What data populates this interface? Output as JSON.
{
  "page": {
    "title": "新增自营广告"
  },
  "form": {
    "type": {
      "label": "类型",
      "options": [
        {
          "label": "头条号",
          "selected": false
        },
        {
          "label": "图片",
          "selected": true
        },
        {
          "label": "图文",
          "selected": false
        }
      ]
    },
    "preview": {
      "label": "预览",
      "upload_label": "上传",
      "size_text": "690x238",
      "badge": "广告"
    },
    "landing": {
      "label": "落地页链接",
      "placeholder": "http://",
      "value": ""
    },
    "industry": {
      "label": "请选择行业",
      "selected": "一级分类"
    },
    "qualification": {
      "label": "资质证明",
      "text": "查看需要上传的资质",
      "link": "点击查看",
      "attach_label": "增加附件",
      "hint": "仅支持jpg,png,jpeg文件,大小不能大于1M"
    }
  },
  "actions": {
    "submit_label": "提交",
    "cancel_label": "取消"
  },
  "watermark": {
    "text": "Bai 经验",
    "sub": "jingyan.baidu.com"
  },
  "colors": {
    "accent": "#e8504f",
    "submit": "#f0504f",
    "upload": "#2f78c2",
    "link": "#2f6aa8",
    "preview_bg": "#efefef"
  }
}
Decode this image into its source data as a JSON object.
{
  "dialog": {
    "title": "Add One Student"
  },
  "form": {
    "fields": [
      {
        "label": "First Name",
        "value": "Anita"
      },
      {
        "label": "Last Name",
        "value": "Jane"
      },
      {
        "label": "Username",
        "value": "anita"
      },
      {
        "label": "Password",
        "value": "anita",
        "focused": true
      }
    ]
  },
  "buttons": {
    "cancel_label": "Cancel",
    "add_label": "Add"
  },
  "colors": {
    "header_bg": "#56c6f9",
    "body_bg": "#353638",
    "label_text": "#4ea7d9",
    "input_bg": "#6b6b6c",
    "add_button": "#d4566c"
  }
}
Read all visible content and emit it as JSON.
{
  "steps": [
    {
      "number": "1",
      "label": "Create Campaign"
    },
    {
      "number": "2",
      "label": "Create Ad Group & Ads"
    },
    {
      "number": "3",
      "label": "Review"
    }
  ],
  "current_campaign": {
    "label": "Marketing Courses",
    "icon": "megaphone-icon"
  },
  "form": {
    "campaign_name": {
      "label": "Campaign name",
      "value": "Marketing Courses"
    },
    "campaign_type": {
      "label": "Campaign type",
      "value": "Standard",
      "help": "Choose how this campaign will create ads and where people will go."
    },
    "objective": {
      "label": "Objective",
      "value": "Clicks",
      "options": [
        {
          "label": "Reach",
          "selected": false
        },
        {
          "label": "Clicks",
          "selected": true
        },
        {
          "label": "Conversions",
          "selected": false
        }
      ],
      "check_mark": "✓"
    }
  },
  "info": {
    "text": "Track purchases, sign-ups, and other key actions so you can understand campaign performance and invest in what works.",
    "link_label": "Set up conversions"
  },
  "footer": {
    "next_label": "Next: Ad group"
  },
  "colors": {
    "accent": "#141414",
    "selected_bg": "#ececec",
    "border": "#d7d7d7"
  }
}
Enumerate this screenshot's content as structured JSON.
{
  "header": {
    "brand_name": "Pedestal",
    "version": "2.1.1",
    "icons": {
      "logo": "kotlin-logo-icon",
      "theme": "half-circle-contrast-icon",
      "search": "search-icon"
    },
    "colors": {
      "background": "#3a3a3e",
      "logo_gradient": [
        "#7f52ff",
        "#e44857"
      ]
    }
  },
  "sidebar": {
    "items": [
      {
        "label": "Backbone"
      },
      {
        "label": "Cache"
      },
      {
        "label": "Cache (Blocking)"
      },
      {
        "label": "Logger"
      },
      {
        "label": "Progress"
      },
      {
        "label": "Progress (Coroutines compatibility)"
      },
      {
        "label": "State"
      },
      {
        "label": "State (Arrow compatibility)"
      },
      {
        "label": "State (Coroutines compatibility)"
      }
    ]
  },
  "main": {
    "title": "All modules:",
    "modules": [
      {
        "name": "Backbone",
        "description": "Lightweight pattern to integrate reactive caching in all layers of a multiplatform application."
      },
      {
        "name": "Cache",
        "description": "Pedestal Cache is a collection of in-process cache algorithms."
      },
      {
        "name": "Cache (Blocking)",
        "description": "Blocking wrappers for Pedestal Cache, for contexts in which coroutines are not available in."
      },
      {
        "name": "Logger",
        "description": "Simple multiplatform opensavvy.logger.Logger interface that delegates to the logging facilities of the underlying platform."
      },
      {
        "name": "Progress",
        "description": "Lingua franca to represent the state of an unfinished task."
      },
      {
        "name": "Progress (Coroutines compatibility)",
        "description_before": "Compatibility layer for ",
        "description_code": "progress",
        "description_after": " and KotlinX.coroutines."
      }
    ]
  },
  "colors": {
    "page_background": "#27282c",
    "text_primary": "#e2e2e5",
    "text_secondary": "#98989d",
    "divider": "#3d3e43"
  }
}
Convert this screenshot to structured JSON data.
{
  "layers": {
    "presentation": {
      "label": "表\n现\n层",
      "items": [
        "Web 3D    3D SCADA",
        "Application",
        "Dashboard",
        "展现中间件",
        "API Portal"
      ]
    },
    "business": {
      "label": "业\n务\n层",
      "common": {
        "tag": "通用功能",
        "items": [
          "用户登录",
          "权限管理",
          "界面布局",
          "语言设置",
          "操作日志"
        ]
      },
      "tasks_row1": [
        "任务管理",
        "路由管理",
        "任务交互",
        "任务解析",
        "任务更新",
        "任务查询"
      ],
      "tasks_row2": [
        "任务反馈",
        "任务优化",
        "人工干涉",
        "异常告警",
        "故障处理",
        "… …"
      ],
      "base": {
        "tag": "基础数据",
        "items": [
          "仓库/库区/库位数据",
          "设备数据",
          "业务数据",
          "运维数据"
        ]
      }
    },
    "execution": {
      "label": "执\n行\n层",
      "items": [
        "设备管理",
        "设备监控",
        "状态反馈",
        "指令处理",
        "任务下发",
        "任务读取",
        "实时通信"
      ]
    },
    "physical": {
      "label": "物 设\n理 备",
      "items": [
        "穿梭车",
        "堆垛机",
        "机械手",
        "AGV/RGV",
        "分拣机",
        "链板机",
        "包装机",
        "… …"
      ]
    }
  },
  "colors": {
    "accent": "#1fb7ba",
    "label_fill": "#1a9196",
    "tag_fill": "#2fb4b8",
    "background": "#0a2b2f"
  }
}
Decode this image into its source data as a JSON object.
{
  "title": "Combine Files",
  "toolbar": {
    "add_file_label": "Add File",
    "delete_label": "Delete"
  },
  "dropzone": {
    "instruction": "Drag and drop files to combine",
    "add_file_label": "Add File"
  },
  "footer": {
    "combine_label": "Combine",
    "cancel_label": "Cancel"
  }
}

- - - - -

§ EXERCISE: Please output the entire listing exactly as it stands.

§ RESPONSE TO THE EXERCISE:
What data populates this interface? Output as JSON.
{
  "page": {
    "title": "新增自营广告"
  },
  "form": {
    "type": {
      "label": "类型",
      "options": [
        {
          "label": "头条号",
          "selected": false
        },
        {
          "label": "图片",
          "selected": true
        },
        {
          "label": "图文",
          "selected": false
        }
      ]
    },
    "preview": {
      "label": "预览",
      "upload_label": "上传",
      "size_text": "690x238",
      "badge": "广告"
    },
    "landing": {
      "label": "落地页链接",
      "placeholder": "http://",
      "value": ""
    },
    "industry": {
      "label": "请选择行业",
      "selected": "一级分类"
    },
    "qualification": {
      "label": "资质证明",
      "text": "查看需要上传的资质",
      "link": "点击查看",
      "attach_label": "增加附件",
      "hint": "仅支持jpg,png,jpeg文件,大小不能大于1M"
    }
  },
  "actions": {
    "submit_label": "提交",
    "cancel_label": "取消"
  },
  "watermark": {
    "text": "Bai 经验",
    "sub": "jingyan.baidu.com"
  },
  "colors": {
    "accent": "#e8504f",
    "submit": "#f0504f",
    "upload": "#2f78c2",
    "link": "#2f6aa8",
    "preview_bg": "#efefef"
  }
}
Decode this image into its source data as a JSON object.
{
  "dialog": {
    "title": "Add One Student"
  },
  "form": {
    "fields": [
      {
        "label": "First Name",
        "value": "Anita"
      },
      {
        "label": "Last Name",
        "value": "Jane"
      },
      {
        "label": "Username",
        "value": "anita"
      },
      {
        "label": "Password",
        "value": "anita",
        "focused": true
      }
    ]
  },
  "buttons": {
    "cancel_label": "Cancel",
    "add_label": "Add"
  },
  "colors": {
    "header_bg": "#56c6f9",
    "body_bg": "#353638",
    "label_text": "#4ea7d9",
    "input_bg": "#6b6b6c",
    "add_button": "#d4566c"
  }
}
Read all visible content and emit it as JSON.
{
  "steps": [
    {
      "number": "1",
      "label": "Create Campaign"
    },
    {
      "number": "2",
      "label": "Create Ad Group & Ads"
    },
    {
      "number": "3",
      "label": "Review"
    }
  ],
  "current_campaign": {
    "label": "Marketing Courses",
    "icon": "megaphone-icon"
  },
  "form": {
    "campaign_name": {
      "label": "Campaign name",
      "value": "Marketing Courses"
    },
    "campaign_type": {
      "label": "Campaign type",
      "value": "Standard",
      "help": "Choose how this campaign will create ads and where people will go."
    },
    "objective": {
      "label": "Objective",
      "value": "Clicks",
      "options": [
        {
          "label": "Reach",
          "selected": false
        },
        {
          "label": "Clicks",
          "selected": true
        },
        {
          "label": "Conversions",
          "selected": false
        }
      ],
      "check_mark": "✓"
    }
  },
  "info": {
    "text": "Track purchases, sign-ups, and other key actions so you can understand campaign performance and invest in what works.",
    "link_label": "Set up conversions"
  },
  "footer": {
    "next_label": "Next: Ad group"
  },
  "colors": {
    "accent": "#141414",
    "selected_bg": "#ececec",
    "border": "#d7d7d7"
  }
}
Enumerate this screenshot's content as structured JSON.
{
  "header": {
    "brand_name": "Pedestal",
    "version": "2.1.1",
    "icons": {
      "logo": "kotlin-logo-icon",
      "theme": "half-circle-contrast-icon",
      "search": "search-icon"
    },
    "colors": {
      "background": "#3a3a3e",
      "logo_gradient": [
        "#7f52ff",
        "#e44857"
      ]
    }
  },
  "sidebar": {
    "items": [
      {
        "label": "Backbone"
      },
      {
        "label": "Cache"
      },
      {
        "label": "Cache (Blocking)"
      },
      {
        "label": "Logger"
      },
      {
        "label": "Progress"
      },
      {
        "label": "Progress (Coroutines compatibility)"
      },
      {
        "label": "State"
      },
      {
        "label": "State (Arrow compatibility)"
      },
      {
        "label": "State (Coroutines compatibility)"
      }
    ]
  },
  "main": {
    "title": "All modules:",
    "modules": [
      {
        "name": "Backbone",
        "description": "Lightweight pattern to integrate reactive caching in all layers of a multiplatform application."
      },
      {
        "name": "Cache",
        "description": "Pedestal Cache is a collection of in-process cache algorithms."
      },
      {
        "name": "Cache (Blocking)",
        "description": "Blocking wrappers for Pedestal Cache, for contexts in which coroutines are not available in."
      },
      {
        "name": "Logger",
        "description": "Simple multiplatform opensavvy.logger.Logger interface that delegates to the logging facilities of the underlying platform."
      },
      {
        "name": "Progress",
        "description": "Lingua franca to represent the state of an unfinished task."
      },
      {
        "name": "Progress (Coroutines compatibility)",
        "description_before": "Compatibility layer for ",
        "description_code": "progress",
        "description_after": " and KotlinX.coroutines."
      }
    ]
  },
  "colors": {
    "page_background": "#27282c",
    "text_primary": "#e2e2e5",
    "text_secondary": "#98989d",
    "divider": "#3d3e43"
  }
}
Convert this screenshot to structured JSON data.
{
  "layers": {
    "presentation": {
      "label": "表\n现\n层",
      "items": [
        "Web 3D    3D SCADA",
        "Application",
        "Dashboard",
        "展现中间件",
        "API Portal"
      ]
    },
    "business": {
      "label": "业\n务\n层",
      "common": {
        "tag": "通用功能",
        "items": [
          "用户登录",
          "权限管理",
          "界面布局",
          "语言设置",
          "操作日志"
        ]
      },
      "tasks_row1": [
        "任务管理",
        "路由管理",
        "任务交互",
        "任务解析",
        "任务更新",
        "任务查询"
      ],
      "tasks_row2": [
        "任务反馈",
        "任务优化",
        "人工干涉",
        "异常告警",
        "故障处理",
        "… …"
      ],
      "base": {
        "tag": "基础数据",
        "items": [
          "仓库/库区/库位数据",
          "设备数据",
          "业务数据",
          "运维数据"
        ]
      }
    },
    "execution": {
      "label": "执\n行\n层",
      "items": [
        "设备管理",
        "设备监控",
        "状态反馈",
        "指令处理",
        "任务下发",
        "任务读取",
        "实时通信"
      ]
    },
    "physical": {
      "label": "物 设\n理 备",
      "items": [
        "穿梭车",
        "堆垛机",
        "机械手",
        "AGV/RGV",
        "分拣机",
        "链板机",
        "包装机",
        "… …"
      ]
    }
  },
  "colors": {
    "accent": "#1fb7ba",
    "label_fill": "#1a9196",
    "tag_fill": "#2fb4b8",
    "background": "#0a2b2f"
  }
}
Decode this image into its source data as a JSON object.
{
  "title": "Combine Files",
  "toolbar": {
    "add_file_label": "Add File",
    "delete_label": "Delete"
  },
  "dropzone": {
    "instruction": "Drag and drop files to combine",
    "add_file_label": "Add File"
  },
  "footer": {
    "combine_label": "Combine",
    "cancel_label": "Cancel"
  }
}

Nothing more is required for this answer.